To the south and east, as a stark reminder that the war is far from over, Maripol continues to be battered amidst scenes of collective misery that haven’t been seen in Europe since the Second World War. Two days ago, a Ukrainian officer told me that soldiers defending the city were reduced to taking ammunition off the bodies of dead Russians. If – as appears likely – Mariupol falls, the Russians will have seized a key port in the Black Sea and consolidated their hold on the region inland from Crimea. By then moving north, they have the chance of completing the annexation of Donetsk and Luhansk – a move that could indeed be trumpeted by Putin as being a “better-than-previous” status quo.
If this happens, ten Ukrainian battalions, currently holding the line East of the Dnieper river, run the risk of being cut off. Can the Russians do this with the heavily depleted units in the country, plus the 16 extra battalions (13 of them comprising conscripts) that are being rushed to the area of operations?
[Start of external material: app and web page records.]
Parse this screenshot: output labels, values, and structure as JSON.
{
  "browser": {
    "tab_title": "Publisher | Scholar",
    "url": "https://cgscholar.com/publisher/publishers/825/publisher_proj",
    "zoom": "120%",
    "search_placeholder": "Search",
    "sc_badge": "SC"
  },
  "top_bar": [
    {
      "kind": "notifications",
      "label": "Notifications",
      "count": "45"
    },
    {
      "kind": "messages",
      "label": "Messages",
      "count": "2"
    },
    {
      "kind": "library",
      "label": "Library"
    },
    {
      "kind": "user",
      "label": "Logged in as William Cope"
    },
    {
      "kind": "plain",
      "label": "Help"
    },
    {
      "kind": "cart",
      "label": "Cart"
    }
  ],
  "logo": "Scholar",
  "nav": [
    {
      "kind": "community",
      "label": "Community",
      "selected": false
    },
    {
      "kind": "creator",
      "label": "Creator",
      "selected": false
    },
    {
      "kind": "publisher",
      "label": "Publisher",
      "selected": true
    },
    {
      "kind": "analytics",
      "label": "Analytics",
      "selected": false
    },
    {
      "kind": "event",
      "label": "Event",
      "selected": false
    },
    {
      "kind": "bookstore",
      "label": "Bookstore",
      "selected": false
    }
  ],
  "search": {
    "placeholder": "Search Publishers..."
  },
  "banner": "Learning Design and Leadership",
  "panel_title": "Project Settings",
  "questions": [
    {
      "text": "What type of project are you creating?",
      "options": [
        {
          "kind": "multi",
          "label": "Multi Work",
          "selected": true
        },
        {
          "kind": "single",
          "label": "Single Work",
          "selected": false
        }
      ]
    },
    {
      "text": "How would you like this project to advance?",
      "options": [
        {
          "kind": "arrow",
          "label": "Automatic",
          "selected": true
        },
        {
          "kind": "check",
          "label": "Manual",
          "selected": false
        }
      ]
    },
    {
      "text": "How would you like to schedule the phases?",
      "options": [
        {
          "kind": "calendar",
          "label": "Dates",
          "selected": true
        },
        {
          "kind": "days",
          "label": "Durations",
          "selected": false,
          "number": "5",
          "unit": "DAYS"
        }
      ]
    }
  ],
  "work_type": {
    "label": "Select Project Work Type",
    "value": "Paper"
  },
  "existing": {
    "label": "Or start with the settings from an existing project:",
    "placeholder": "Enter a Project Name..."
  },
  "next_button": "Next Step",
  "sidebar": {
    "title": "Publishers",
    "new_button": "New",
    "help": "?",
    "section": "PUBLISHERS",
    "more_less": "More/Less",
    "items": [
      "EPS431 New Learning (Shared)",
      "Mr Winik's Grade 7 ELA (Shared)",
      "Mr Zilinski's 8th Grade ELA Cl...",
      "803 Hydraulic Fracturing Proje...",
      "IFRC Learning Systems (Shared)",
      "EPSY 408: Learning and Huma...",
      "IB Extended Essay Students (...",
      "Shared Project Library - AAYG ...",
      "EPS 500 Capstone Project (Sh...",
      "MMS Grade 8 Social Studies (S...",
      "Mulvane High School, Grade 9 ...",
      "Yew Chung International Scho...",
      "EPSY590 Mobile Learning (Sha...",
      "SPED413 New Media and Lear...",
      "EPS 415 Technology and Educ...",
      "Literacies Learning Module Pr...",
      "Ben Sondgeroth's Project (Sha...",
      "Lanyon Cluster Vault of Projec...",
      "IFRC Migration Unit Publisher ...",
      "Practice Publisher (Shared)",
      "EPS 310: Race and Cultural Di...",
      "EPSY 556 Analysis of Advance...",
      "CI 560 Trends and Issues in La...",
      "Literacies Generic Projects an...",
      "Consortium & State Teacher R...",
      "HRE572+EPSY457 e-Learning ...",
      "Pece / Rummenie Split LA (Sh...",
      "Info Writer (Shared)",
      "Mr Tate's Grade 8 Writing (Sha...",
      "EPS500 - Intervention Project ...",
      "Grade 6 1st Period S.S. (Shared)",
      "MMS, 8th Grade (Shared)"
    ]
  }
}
It’s impossible to say of course, but they will certainly try to complete this encirclement before the Ukrainians can stop them.
Sir Basil Liddell Hart, a British military historian, famously said, “the purpose of war is to make a better peace.” No one can fault the Ukrainians for wanting exactly that. All of which is to say, that while Kyiv may no longer be center-bullseye — a development for which I am personally grateful — no ceasefire that acknowledges Russian gains will lead to long-term peace. History has shown that Putin uses compromise to his advantage, as he did after the annexation of Crimea in 2014. And while there are Russian boots on Ukrainian soil and Vladimir Putin remains in power, Ukraine remains in danger.
Andrew Milburn retired from the Marine Corps as a colonel in 2019 after a 31-year career as an infantry and special operations officer. His last position in uniform was Deputy Commander of Special Operations Central (SOCCENT), and prior to that commanding officer of the Marine Raider Regiment and Combined Special Operations Task Force – Iraq. Since retiring, he has written a critically acclaimed memoir, When the Tempest Gathers, and has had articles published in a number of national publications. He is currently on assignment for Task & Purpose in Ukraine. Follow him on Twitter at @andymilburn8.
Read more exclusive T&P dispatches from Ukraine:
- Russian forces face two choices in Kyiv. Both will be bloody and costly (March 23)
- ‘They own the long clock’ — How the Russian military is starting to adapt in Ukraine (March 21)
- Legion of the damned: Inside Ukraine’s army of misfits, veterans, and war tourists in the fight against Russia (March 18)